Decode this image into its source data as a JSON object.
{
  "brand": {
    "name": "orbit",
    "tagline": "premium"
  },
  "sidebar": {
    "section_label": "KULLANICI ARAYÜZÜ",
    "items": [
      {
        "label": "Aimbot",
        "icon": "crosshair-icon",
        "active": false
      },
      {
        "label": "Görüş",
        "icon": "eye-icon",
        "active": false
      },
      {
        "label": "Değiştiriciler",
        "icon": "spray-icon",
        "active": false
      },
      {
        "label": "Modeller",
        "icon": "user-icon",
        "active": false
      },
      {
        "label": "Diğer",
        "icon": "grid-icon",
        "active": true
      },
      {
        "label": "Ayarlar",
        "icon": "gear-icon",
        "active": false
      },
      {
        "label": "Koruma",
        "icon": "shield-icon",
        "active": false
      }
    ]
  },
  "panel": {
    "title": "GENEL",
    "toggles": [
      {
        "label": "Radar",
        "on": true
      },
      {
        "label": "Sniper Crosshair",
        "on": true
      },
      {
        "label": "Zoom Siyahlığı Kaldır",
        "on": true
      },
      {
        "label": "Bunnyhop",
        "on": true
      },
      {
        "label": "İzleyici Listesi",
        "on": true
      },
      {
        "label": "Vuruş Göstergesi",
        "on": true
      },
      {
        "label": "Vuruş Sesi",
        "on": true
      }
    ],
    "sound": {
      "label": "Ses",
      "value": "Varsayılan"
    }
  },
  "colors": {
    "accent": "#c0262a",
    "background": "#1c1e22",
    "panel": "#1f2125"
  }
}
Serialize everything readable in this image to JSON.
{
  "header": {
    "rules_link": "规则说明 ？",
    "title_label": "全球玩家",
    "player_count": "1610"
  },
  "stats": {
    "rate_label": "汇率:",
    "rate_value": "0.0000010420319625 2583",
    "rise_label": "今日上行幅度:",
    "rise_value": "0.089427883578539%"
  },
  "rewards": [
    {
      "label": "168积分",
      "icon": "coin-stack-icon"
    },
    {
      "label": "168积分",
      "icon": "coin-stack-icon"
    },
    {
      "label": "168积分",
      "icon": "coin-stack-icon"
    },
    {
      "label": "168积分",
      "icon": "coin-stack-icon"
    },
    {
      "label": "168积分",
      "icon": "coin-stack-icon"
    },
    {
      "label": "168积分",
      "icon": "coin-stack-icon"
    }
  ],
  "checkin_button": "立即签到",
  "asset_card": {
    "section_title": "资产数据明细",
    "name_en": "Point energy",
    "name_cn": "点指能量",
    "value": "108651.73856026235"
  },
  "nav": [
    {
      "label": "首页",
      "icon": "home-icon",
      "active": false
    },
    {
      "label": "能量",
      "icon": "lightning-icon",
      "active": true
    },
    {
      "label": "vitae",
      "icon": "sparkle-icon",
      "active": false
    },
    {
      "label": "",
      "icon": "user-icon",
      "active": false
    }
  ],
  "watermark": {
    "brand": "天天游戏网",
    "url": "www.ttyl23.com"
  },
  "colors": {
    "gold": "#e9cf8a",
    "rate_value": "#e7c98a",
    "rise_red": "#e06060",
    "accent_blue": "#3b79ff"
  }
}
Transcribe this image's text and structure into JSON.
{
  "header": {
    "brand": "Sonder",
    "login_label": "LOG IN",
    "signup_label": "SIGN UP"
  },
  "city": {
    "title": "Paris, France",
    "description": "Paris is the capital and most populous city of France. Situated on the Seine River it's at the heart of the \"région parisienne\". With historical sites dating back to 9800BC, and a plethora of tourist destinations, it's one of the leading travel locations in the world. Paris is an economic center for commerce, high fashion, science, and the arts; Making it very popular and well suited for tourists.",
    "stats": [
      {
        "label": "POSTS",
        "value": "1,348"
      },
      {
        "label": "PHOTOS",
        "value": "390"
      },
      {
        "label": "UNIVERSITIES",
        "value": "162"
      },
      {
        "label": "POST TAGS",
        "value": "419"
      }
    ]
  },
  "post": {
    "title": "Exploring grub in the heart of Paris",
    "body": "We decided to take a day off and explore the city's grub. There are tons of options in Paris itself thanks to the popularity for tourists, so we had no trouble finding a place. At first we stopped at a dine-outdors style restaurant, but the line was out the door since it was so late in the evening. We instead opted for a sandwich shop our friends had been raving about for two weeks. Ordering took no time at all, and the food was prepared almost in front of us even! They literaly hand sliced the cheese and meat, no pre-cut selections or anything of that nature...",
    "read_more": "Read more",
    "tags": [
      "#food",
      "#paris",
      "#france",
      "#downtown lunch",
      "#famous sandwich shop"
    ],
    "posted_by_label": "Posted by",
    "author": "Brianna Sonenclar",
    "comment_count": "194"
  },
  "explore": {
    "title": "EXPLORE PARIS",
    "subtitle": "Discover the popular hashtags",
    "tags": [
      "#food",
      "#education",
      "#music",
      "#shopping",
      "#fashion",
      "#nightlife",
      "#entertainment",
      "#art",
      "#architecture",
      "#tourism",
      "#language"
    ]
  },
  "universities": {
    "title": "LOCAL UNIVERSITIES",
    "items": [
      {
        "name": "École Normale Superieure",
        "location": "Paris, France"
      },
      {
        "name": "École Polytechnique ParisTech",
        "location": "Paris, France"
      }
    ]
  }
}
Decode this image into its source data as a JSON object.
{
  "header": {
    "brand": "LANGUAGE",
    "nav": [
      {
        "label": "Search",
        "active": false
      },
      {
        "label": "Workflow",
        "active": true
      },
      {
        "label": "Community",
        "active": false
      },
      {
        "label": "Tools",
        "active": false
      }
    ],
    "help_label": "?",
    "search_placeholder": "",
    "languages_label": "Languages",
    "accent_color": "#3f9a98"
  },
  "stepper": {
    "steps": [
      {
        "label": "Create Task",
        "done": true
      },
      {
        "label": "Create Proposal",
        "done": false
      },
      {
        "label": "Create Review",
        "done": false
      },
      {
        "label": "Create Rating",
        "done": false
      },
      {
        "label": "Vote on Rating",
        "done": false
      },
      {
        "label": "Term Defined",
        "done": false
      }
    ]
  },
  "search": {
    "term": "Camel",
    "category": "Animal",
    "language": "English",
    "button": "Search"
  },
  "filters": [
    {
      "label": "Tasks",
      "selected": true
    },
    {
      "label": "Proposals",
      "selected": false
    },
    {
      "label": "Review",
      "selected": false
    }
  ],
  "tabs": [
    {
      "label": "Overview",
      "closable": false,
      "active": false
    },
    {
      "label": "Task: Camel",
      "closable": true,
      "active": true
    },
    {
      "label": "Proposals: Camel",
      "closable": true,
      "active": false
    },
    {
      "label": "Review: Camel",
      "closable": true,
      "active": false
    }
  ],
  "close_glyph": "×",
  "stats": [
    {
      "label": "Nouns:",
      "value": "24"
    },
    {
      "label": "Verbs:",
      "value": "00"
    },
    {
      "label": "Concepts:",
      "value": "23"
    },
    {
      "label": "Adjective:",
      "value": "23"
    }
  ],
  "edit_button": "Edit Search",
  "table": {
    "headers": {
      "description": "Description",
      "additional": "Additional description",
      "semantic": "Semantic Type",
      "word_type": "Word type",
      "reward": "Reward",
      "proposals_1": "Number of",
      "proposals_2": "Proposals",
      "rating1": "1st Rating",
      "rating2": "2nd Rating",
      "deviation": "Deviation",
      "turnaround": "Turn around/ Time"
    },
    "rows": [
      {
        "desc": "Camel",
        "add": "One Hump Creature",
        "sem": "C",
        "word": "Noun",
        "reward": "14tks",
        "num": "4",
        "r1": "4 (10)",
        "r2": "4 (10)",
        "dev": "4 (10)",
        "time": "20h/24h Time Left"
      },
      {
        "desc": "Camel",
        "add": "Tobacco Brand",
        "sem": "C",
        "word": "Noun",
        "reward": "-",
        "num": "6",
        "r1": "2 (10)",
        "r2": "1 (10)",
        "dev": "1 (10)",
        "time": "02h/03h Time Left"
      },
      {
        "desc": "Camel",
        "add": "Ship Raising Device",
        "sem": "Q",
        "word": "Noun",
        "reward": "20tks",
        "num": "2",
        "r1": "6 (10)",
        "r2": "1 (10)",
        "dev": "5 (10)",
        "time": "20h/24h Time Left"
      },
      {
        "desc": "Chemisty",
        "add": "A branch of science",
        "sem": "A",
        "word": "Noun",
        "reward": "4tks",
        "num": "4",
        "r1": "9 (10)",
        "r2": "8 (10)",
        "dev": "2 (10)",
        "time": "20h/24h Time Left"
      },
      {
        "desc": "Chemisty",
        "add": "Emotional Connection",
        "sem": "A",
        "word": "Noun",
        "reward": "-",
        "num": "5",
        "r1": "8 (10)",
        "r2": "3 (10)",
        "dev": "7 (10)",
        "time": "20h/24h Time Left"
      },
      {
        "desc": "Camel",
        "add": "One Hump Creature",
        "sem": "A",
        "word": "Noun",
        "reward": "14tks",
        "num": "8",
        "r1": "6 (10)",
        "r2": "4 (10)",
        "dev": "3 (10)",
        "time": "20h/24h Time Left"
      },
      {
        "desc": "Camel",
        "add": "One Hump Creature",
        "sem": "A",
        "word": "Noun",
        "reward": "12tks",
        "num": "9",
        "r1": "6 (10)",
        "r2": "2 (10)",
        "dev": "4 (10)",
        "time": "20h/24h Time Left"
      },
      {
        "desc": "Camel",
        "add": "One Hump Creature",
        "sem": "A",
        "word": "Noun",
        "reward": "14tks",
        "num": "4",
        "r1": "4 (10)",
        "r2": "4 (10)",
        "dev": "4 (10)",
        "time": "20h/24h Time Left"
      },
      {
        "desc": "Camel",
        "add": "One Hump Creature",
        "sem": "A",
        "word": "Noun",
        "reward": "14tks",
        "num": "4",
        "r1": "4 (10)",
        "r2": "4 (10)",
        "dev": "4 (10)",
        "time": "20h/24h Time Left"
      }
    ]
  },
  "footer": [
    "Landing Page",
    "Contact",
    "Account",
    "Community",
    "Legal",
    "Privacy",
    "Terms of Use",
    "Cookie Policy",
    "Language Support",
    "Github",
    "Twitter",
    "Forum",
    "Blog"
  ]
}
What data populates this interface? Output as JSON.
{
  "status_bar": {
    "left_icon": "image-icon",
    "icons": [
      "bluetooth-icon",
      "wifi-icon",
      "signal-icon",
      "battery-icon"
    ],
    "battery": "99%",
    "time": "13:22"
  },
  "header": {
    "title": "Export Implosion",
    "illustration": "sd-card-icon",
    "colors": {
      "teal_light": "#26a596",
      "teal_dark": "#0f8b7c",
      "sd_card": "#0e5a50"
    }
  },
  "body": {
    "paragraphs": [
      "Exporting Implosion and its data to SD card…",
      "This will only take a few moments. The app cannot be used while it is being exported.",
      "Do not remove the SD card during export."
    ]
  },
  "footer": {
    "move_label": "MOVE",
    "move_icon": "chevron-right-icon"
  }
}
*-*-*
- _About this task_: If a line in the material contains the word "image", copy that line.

- _Response_:
Decode this image into its source data as a JSON object.
Serialize everything readable in this image to JSON.
Transcribe this image's text and structure into JSON.
Decode this image into its source data as a JSON object.
    "left_icon": "image-icon",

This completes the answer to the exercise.